The restaurant swears by its “unobtrusive and respectful” waitstaff, which has helped keep Scaramouche a Toronto favorite for 35 years and counting. Scaramouche’s bread service—several crusty slices served with local Stirling Creamery butter and sea salt—will set you back $3, but half the proceeds benefit Community Food Centres Canada. This philosophy—ethical sourcing and civic engagement—suffuses the rest of the menu, which includes sustainable British Columbia caviars, Ontario AAA beef, and Quebec suckling pig. Chef and owner Keith Froggett pays close attention to his ingredients, employing cooking techniques that celebrate their inherent flavors. The Pacific halibut is a standout.
Located past the reception desk and down a short hallway in the newly renovated and buzzworthy Anndore House boutique hotel, Constantine glows at all hours of the day and night. The menu celebrates the Mediterranean and places an emphasis on coastal Italy. Standouts include the grilled halloumi with chickpea fritters and a healthy shmear of labneh, the braised rabbit pappardelle, the roasted sweet potatoes with fresh figs, and the creamy fire-roasted eggplant. The grilled seafood is also tremendous; the Fogo Island cod with leeks, saffron, and walnut is a revelation.

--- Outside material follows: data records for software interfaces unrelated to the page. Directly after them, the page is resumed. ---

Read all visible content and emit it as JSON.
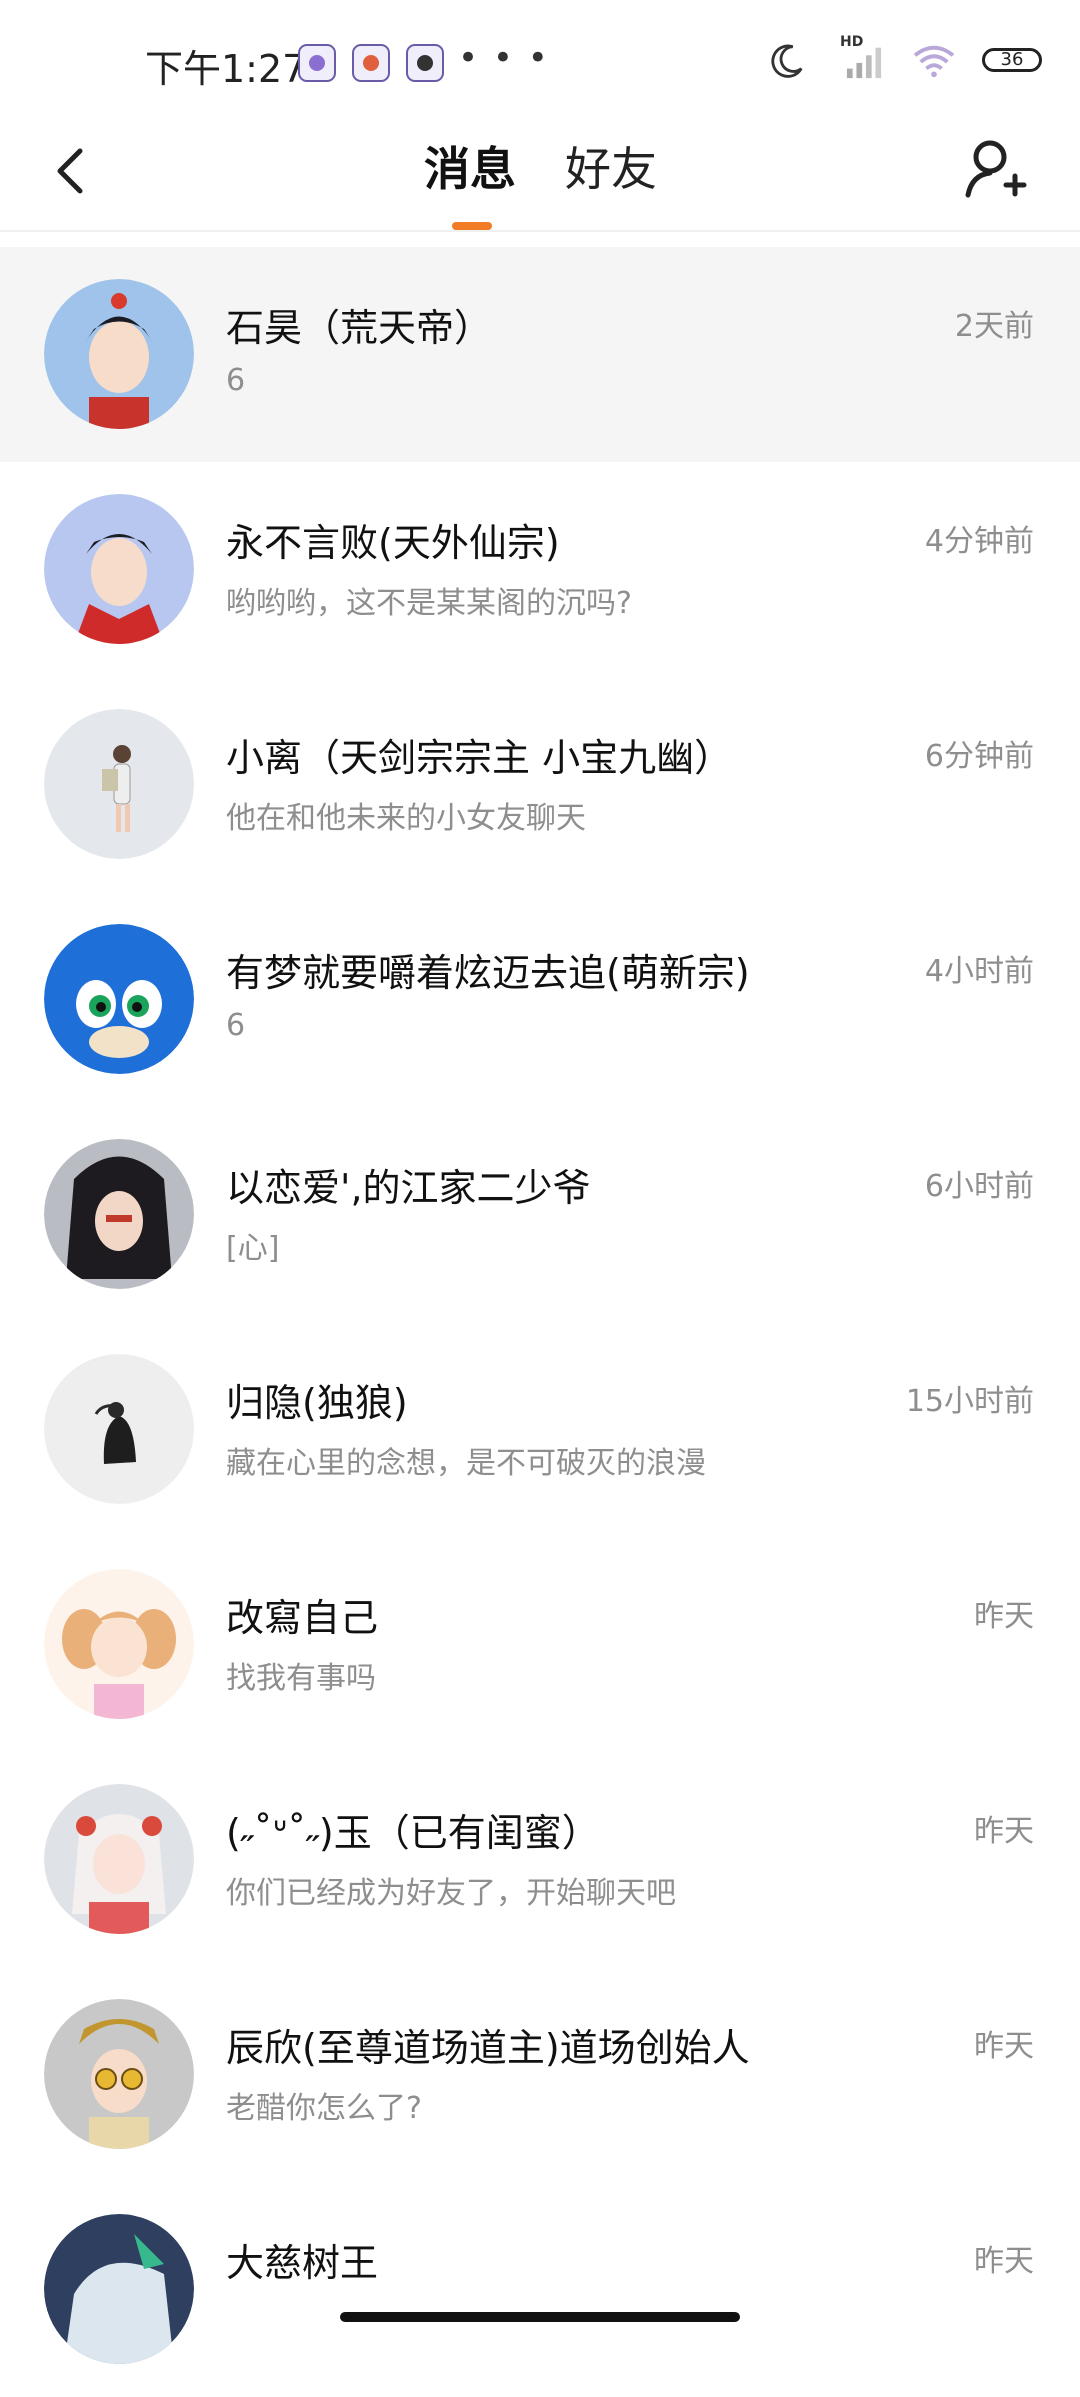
{
  "status_bar": {
    "time": "下午1:27",
    "dots": "• • •",
    "network": "HD",
    "battery": "36"
  },
  "header": {
    "tab_messages": "消息",
    "tab_friends": "好友",
    "accent_color": "#f27b25"
  },
  "conversations": [
    {
      "name": "石昊（荒天帝）",
      "preview": "6",
      "time": "2天前",
      "active": true,
      "avatar_color": "#9fc3ea"
    },
    {
      "name": "永不言败(天外仙宗)",
      "preview": "哟哟哟，这不是某某阁的沉吗?",
      "time": "4分钟前",
      "avatar_color": "#b7c7f0"
    },
    {
      "name": "小离（天剑宗宗主 小宝九幽）",
      "preview": "他在和他未来的小女友聊天",
      "time": "6分钟前",
      "avatar_color": "#e4e8ec"
    },
    {
      "name": "有梦就要嚼着炫迈去追(萌新宗)",
      "preview": "6",
      "time": "4小时前",
      "avatar_color": "#1f6fd8"
    },
    {
      "name": "以恋爱',的江家二少爷",
      "preview": "[心]",
      "time": "6小时前",
      "avatar_color": "#b9bcc2"
    },
    {
      "name": "归隐(独狼)",
      "preview": "藏在心里的念想，是不可破灭的浪漫",
      "time": "15小时前",
      "avatar_color": "#eeeeee"
    },
    {
      "name": "改寫自己",
      "preview": "找我有事吗",
      "time": "昨天",
      "avatar_color": "#f7e4d8"
    },
    {
      "name": "(˶˚ᐡ˚˶)玉（已有闺蜜）",
      "preview": "你们已经成为好友了，开始聊天吧",
      "time": "昨天",
      "avatar_color": "#f2d9dc"
    },
    {
      "name": "辰欣(至尊道场道主)道场创始人",
      "preview": "老醋你怎么了?",
      "time": "昨天",
      "avatar_color": "#c8c8c8"
    },
    {
      "name": "大慈树王",
      "preview": "",
      "time": "昨天",
      "avatar_color": "#2f3f5f"
    }
  ]
}
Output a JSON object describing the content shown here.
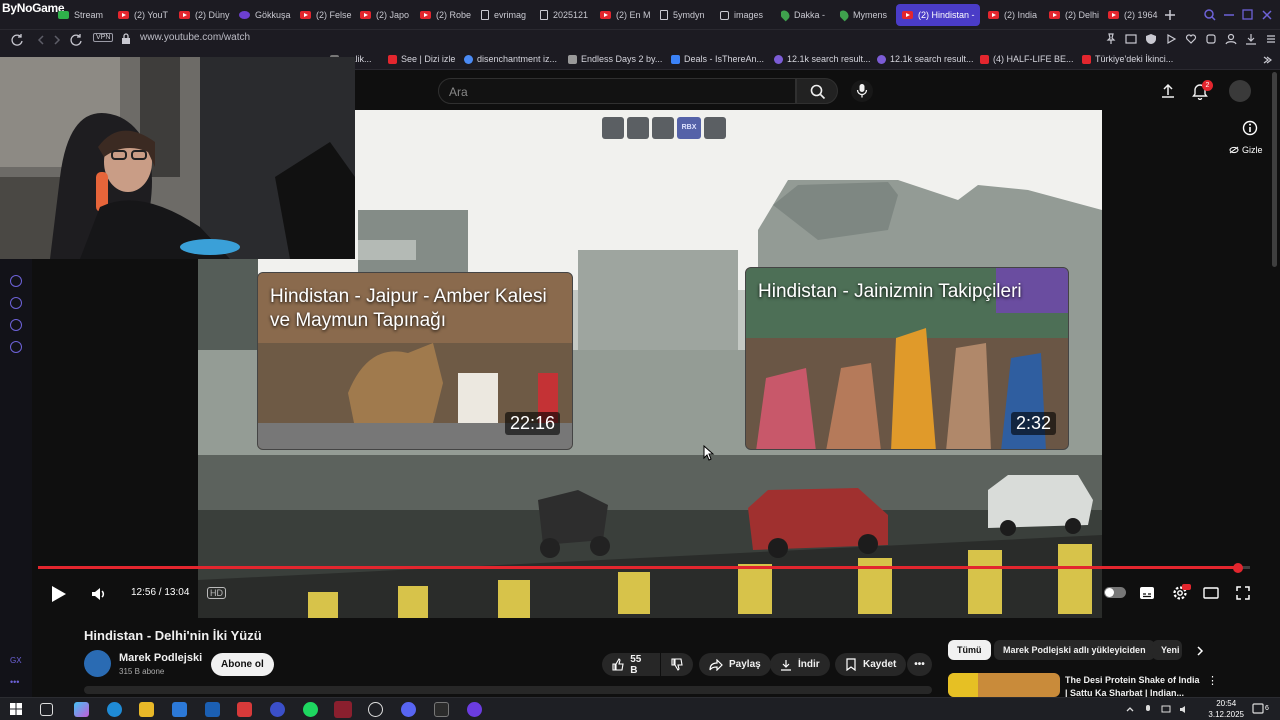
{
  "browser": {
    "brand": "ByNoGame",
    "tabs": [
      {
        "label": "Stream",
        "icon": "grid-icon"
      },
      {
        "label": "(2) YouT",
        "icon": "youtube-icon"
      },
      {
        "label": "(2) Düny",
        "icon": "youtube-icon"
      },
      {
        "label": "Gökkuşa",
        "icon": "s-icon"
      },
      {
        "label": "(2) Felse",
        "icon": "youtube-icon"
      },
      {
        "label": "(2) Japo",
        "icon": "youtube-icon"
      },
      {
        "label": "(2) Robe",
        "icon": "youtube-icon"
      },
      {
        "label": "evrimag",
        "icon": "web-icon"
      },
      {
        "label": "2025121",
        "icon": "document-icon"
      },
      {
        "label": "(2) En M",
        "icon": "youtube-icon"
      },
      {
        "label": "5ymdyn",
        "icon": "document-icon"
      },
      {
        "label": "images",
        "icon": "image-icon"
      },
      {
        "label": "Dakka -",
        "icon": "map-pin-icon"
      },
      {
        "label": "Mymens",
        "icon": "map-pin-icon"
      },
      {
        "label": "(2) Hindistan -",
        "icon": "youtube-icon",
        "active": true
      },
      {
        "label": "(2) India",
        "icon": "youtube-icon"
      },
      {
        "label": "(2) Delhi",
        "icon": "youtube-icon"
      },
      {
        "label": "(2) 1964",
        "icon": "youtube-icon"
      }
    ],
    "vpn_badge": "VPN",
    "url": "www.youtube.com/watch",
    "bookmarks": [
      {
        "label": "...alik...",
        "icon": "web-icon"
      },
      {
        "label": "See | Dizi izle",
        "icon": "arrow-icon"
      },
      {
        "label": "disenchantment iz...",
        "icon": "google-icon"
      },
      {
        "label": "Endless Days 2 by...",
        "icon": "image-icon"
      },
      {
        "label": "Deals - IsThereAn...",
        "icon": "deal-icon"
      },
      {
        "label": "12.1k search result...",
        "icon": "circle-icon"
      },
      {
        "label": "12.1k search result...",
        "icon": "circle-icon"
      },
      {
        "label": "(4) HALF-LIFE BE...",
        "icon": "youtube-icon"
      },
      {
        "label": "Türkiye'deki İkinci...",
        "icon": "flag-icon"
      }
    ]
  },
  "youtube": {
    "search_placeholder": "Ara",
    "notification_count": "2",
    "overlay_badge": "RBX",
    "hide_label": "Gizle",
    "endcards": [
      {
        "title": "Hindistan - Jaipur - Amber Kalesi ve Maymun Tapınağı",
        "duration": "22:16"
      },
      {
        "title": "Hindistan - Jainizmin Takipçileri",
        "duration": "2:32"
      }
    ],
    "player": {
      "current_time": "12:56",
      "duration": "13:04",
      "time_display": "12:56 / 13:04",
      "progress_fraction": 0.99,
      "hd_badge": "HD"
    },
    "video": {
      "title": "Hindistan - Delhi'nin İki Yüzü",
      "channel": "Marek Podlejski",
      "subscribers": "315 B abone",
      "subscribe_label": "Abone ol",
      "likes": "55 B",
      "share_label": "Paylaş",
      "download_label": "İndir",
      "save_label": "Kaydet"
    },
    "chips": [
      "Tümü",
      "Marek Podlejski adlı yükleyiciden",
      "Yeni"
    ],
    "recommended": {
      "title_line1": "The Desi Protein Shake of India",
      "title_line2": "| Sattu Ka Sharbat | Indian..."
    }
  },
  "taskbar": {
    "time": "20:54",
    "date": "3.12.2025"
  },
  "colors": {
    "youtube_red": "#e3262e",
    "active_tab": "#4a3cc7",
    "background": "#0f0f0f"
  }
}
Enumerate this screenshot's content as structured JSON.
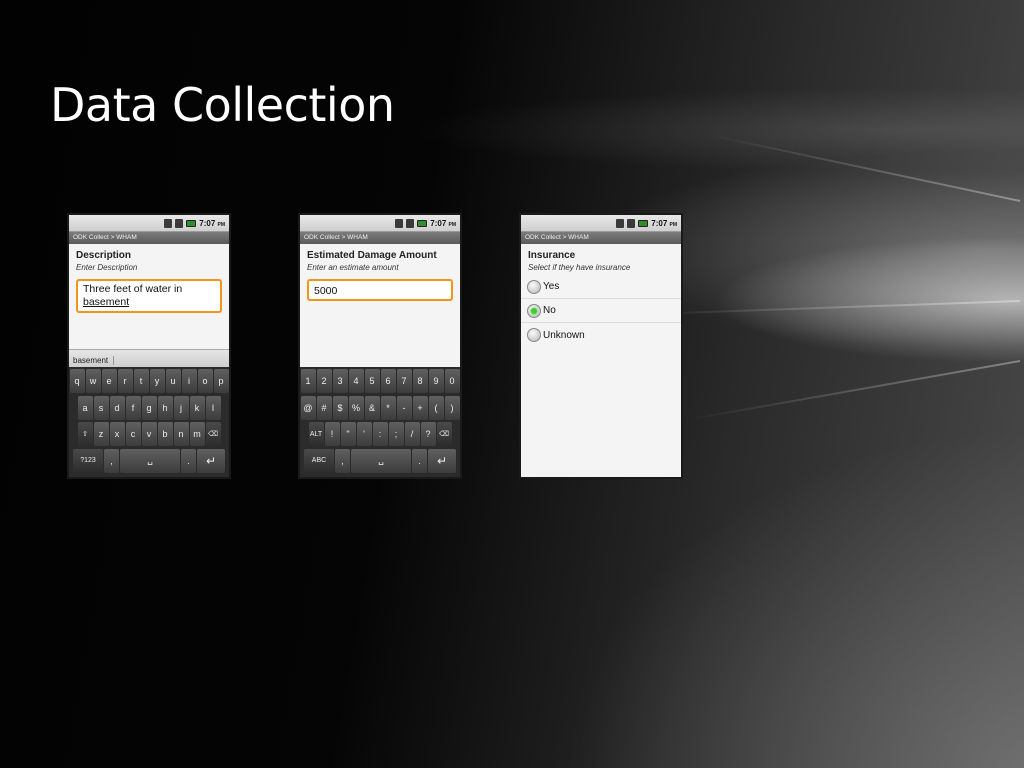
{
  "slide": {
    "title": "Data Collection"
  },
  "phones": [
    {
      "status_time": "7:07",
      "status_ampm": "PM",
      "app_title": "ODK Collect > WHAM",
      "question_label": "Description",
      "question_hint": "Enter Description",
      "answer_line1": "Three feet of water in",
      "answer_line2": "basement",
      "suggestion": "basement",
      "keys_row1": [
        "q",
        "w",
        "e",
        "r",
        "t",
        "y",
        "u",
        "i",
        "o",
        "p"
      ],
      "keys_row2": [
        "a",
        "s",
        "d",
        "f",
        "g",
        "h",
        "j",
        "k",
        "l"
      ],
      "keys_row3": [
        "⇧",
        "z",
        "x",
        "c",
        "v",
        "b",
        "n",
        "m",
        "⌫"
      ],
      "keys_row4": [
        "?123",
        ",",
        "␣",
        ".",
        "↵"
      ]
    },
    {
      "status_time": "7:07",
      "status_ampm": "PM",
      "app_title": "ODK Collect > WHAM",
      "question_label": "Estimated Damage Amount",
      "question_hint": "Enter an estimate amount",
      "answer_value": "5000",
      "keys_row1": [
        "1",
        "2",
        "3",
        "4",
        "5",
        "6",
        "7",
        "8",
        "9",
        "0"
      ],
      "keys_row2": [
        "@",
        "#",
        "$",
        "%",
        "&",
        "*",
        "-",
        "+",
        "(",
        ")"
      ],
      "keys_row3": [
        "ALT",
        "!",
        "\"",
        "'",
        ":",
        ";",
        "/",
        "?",
        "⌫"
      ],
      "keys_row4": [
        "ABC",
        ",",
        "␣",
        ".",
        "↵"
      ]
    },
    {
      "status_time": "7:07",
      "status_ampm": "PM",
      "app_title": "ODK Collect > WHAM",
      "question_label": "Insurance",
      "question_hint": "Select if they have insurance",
      "options": [
        {
          "label": "Yes",
          "selected": false
        },
        {
          "label": "No",
          "selected": true
        },
        {
          "label": "Unknown",
          "selected": false
        }
      ]
    }
  ]
}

Stepping into Honest Weight is like entering an honest-to-goodness New England clam shack. The no-frills establishment is big on rough-hewn woods, fishmonger memorabilia, and an oversize case filled with the catch of the day. Helmed by four of the city’s noted seafood chefs, the restaurant takes its seafood seriously, and Torontonians will cross the city just to get their fix. There’s always something a little unexpected and rare to try, like house-steamed cockles or Azorean limpet clams. Grilled squid served atop romesco is a favorite, as is the fish sandwich.